» The task: Search the listing below for "Appointments". Copy each matching line.

» Source data:
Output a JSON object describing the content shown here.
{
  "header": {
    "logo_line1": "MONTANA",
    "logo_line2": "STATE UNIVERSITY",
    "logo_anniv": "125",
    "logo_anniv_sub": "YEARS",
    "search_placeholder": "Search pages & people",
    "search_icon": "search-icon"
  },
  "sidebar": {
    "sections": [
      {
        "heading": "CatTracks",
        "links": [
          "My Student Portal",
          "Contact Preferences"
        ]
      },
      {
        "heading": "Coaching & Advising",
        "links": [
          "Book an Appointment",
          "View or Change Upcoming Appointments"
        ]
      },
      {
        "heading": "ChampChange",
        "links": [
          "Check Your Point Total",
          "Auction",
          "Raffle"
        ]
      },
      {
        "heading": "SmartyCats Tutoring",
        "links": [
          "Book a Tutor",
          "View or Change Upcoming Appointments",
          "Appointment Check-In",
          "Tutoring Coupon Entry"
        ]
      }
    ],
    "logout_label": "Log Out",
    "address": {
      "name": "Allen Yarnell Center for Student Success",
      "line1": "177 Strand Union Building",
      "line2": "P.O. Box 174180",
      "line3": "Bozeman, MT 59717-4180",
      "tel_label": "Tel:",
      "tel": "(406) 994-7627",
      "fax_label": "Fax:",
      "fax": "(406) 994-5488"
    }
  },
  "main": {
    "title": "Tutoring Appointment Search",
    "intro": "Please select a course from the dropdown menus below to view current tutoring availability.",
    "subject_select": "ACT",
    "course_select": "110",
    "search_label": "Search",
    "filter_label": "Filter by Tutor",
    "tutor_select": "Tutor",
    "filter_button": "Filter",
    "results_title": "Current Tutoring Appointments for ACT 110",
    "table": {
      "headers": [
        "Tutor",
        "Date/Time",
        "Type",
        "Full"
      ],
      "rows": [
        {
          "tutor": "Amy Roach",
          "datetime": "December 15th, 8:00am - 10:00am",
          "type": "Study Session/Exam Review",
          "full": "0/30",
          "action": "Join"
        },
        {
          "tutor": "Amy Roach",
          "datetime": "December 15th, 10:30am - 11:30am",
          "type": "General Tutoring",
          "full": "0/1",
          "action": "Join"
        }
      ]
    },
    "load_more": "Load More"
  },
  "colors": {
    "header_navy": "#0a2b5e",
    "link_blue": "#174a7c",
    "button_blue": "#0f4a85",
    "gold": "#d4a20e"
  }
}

» Exercise solution:
          "View or Change Upcoming Appointments"
          "View or Change Upcoming Appointments",
    "results_title": "Current Tutoring Appointments for ACT 110",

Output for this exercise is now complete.